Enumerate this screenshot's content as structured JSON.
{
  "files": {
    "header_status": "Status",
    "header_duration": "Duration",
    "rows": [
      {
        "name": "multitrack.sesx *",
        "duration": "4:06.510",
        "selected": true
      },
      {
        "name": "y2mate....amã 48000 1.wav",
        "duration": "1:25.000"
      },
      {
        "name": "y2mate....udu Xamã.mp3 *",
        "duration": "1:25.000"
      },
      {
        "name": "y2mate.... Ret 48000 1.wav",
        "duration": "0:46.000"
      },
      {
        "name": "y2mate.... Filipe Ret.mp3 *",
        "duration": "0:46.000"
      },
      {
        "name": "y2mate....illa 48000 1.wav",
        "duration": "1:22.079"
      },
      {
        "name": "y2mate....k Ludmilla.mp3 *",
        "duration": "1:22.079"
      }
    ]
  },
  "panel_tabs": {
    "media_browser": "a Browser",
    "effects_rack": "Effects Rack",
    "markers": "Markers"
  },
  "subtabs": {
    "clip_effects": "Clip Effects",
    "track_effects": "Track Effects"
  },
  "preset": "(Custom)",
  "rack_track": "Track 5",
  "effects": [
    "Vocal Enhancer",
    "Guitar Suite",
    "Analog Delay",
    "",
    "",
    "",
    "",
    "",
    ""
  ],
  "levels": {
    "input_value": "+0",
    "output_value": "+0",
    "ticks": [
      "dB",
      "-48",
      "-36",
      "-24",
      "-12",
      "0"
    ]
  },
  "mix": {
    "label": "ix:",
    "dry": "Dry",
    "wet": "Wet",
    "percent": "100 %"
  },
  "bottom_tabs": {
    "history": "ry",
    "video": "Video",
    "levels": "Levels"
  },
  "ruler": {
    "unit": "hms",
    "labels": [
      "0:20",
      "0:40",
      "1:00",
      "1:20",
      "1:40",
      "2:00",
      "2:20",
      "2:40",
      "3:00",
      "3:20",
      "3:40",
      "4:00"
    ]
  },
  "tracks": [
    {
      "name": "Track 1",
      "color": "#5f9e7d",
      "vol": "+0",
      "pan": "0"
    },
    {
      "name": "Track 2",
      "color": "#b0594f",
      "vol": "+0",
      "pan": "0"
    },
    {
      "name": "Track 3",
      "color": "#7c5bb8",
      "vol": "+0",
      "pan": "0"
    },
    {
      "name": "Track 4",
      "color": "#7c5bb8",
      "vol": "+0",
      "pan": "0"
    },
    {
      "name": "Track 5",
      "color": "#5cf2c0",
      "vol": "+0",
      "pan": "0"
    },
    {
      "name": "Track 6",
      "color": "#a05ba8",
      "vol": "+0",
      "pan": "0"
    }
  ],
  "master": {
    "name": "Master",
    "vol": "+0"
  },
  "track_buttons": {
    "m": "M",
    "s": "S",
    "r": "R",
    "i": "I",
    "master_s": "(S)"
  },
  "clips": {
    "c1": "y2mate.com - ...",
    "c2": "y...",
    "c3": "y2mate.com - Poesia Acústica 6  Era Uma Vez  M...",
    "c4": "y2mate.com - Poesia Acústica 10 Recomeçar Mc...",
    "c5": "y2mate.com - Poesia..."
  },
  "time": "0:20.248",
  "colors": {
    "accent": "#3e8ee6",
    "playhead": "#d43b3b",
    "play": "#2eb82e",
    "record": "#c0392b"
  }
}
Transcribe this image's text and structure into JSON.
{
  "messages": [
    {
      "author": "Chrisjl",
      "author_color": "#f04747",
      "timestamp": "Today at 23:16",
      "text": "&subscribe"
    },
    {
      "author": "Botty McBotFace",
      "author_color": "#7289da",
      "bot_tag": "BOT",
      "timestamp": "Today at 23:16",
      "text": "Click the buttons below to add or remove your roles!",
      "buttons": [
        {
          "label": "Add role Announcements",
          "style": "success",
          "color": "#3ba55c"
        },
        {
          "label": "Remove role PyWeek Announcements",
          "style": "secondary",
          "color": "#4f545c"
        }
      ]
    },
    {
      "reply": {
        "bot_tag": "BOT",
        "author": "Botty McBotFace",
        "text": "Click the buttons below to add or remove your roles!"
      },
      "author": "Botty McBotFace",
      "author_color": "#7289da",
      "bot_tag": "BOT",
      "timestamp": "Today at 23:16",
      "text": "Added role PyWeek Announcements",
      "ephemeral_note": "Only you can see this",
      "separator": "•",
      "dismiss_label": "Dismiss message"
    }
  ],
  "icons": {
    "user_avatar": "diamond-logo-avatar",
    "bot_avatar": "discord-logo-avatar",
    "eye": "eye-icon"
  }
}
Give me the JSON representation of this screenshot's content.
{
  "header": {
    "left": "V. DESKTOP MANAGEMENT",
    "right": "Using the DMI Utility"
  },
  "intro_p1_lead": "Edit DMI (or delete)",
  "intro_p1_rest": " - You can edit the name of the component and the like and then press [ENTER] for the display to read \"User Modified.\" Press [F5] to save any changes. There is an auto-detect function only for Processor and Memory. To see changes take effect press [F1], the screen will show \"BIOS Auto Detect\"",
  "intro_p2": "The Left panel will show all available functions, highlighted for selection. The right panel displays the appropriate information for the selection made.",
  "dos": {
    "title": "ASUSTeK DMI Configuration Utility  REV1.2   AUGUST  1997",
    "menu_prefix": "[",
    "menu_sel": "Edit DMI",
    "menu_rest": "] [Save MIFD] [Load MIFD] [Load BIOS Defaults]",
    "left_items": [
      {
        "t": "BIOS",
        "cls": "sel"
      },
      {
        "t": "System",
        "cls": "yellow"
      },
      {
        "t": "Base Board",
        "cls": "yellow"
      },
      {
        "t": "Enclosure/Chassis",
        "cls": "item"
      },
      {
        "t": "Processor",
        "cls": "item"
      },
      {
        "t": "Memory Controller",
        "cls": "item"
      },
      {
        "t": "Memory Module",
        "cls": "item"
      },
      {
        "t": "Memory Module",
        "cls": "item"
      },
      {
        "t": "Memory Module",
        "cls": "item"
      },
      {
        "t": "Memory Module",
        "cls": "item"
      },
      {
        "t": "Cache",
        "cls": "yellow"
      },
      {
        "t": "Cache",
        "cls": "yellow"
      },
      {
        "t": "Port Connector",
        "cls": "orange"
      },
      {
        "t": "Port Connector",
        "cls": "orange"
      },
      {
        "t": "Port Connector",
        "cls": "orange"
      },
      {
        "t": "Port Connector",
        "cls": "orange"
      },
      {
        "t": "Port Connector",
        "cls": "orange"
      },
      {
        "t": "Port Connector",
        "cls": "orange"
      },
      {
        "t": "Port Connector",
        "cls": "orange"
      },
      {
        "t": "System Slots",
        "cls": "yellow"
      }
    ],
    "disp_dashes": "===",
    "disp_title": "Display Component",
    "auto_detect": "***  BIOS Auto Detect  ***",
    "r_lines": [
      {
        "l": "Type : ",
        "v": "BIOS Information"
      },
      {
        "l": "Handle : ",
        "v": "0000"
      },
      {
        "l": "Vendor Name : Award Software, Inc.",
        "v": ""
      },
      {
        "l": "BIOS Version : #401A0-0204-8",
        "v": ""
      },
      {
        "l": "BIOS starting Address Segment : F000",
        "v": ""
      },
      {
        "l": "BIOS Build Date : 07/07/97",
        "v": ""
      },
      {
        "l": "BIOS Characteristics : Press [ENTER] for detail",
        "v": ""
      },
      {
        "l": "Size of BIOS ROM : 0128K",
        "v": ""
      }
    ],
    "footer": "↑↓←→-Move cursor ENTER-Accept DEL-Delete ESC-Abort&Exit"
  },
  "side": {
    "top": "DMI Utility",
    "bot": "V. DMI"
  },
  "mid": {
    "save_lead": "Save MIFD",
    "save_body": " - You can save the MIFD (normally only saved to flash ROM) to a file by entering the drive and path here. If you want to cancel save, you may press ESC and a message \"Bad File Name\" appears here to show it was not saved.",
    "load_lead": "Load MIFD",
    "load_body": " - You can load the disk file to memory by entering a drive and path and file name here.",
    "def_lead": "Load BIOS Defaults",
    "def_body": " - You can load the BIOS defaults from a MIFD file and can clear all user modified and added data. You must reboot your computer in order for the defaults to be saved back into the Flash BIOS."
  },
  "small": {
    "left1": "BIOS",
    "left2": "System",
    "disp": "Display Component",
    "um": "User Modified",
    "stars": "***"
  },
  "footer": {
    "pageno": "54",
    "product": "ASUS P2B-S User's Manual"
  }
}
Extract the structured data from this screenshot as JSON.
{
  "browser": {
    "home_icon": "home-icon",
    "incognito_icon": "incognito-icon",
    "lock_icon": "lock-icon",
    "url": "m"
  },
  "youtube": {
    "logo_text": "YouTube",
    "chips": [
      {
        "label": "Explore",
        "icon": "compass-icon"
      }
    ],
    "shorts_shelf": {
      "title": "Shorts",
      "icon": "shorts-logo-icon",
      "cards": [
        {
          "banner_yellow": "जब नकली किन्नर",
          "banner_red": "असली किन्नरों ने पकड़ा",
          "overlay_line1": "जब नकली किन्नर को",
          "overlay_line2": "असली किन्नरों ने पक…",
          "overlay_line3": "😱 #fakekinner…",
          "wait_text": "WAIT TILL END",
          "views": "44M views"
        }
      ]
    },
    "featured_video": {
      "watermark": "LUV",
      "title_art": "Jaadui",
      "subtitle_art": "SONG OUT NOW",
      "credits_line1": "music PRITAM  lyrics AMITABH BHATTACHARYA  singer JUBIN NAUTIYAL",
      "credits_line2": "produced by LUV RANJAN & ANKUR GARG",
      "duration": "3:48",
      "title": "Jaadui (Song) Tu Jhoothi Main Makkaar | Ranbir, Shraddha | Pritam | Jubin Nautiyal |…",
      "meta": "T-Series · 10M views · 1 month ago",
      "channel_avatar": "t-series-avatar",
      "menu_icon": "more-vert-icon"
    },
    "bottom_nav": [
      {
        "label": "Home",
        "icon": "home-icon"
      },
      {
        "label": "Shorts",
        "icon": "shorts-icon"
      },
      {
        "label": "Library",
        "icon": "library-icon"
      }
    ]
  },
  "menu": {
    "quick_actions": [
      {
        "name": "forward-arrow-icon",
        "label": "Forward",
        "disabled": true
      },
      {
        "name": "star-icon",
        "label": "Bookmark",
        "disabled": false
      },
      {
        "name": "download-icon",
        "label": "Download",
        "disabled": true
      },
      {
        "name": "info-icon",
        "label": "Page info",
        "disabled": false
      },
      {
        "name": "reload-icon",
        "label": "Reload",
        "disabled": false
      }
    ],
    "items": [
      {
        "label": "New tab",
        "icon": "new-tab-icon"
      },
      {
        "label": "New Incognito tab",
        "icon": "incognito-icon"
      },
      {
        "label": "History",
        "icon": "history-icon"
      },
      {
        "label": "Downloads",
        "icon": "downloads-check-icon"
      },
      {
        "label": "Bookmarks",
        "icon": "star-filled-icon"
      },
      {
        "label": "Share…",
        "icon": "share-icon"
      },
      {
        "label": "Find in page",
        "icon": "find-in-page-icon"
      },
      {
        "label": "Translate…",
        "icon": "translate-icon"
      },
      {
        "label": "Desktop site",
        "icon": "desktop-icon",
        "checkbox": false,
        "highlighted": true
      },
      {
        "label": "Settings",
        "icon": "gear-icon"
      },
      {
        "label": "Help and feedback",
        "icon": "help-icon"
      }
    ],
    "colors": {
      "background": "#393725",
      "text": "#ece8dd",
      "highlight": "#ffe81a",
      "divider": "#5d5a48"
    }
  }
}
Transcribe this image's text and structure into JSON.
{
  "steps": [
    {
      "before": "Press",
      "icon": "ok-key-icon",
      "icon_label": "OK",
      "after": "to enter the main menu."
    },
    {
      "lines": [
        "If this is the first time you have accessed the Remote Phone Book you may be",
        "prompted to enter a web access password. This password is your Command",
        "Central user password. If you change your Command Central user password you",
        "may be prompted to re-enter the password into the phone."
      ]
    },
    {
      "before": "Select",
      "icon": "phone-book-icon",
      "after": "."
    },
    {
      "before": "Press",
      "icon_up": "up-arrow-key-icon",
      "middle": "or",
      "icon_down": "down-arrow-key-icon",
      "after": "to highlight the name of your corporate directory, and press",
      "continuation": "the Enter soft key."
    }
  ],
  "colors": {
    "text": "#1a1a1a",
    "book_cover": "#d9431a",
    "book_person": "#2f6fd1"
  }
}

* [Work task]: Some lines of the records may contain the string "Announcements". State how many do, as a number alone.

* [Reply]: 3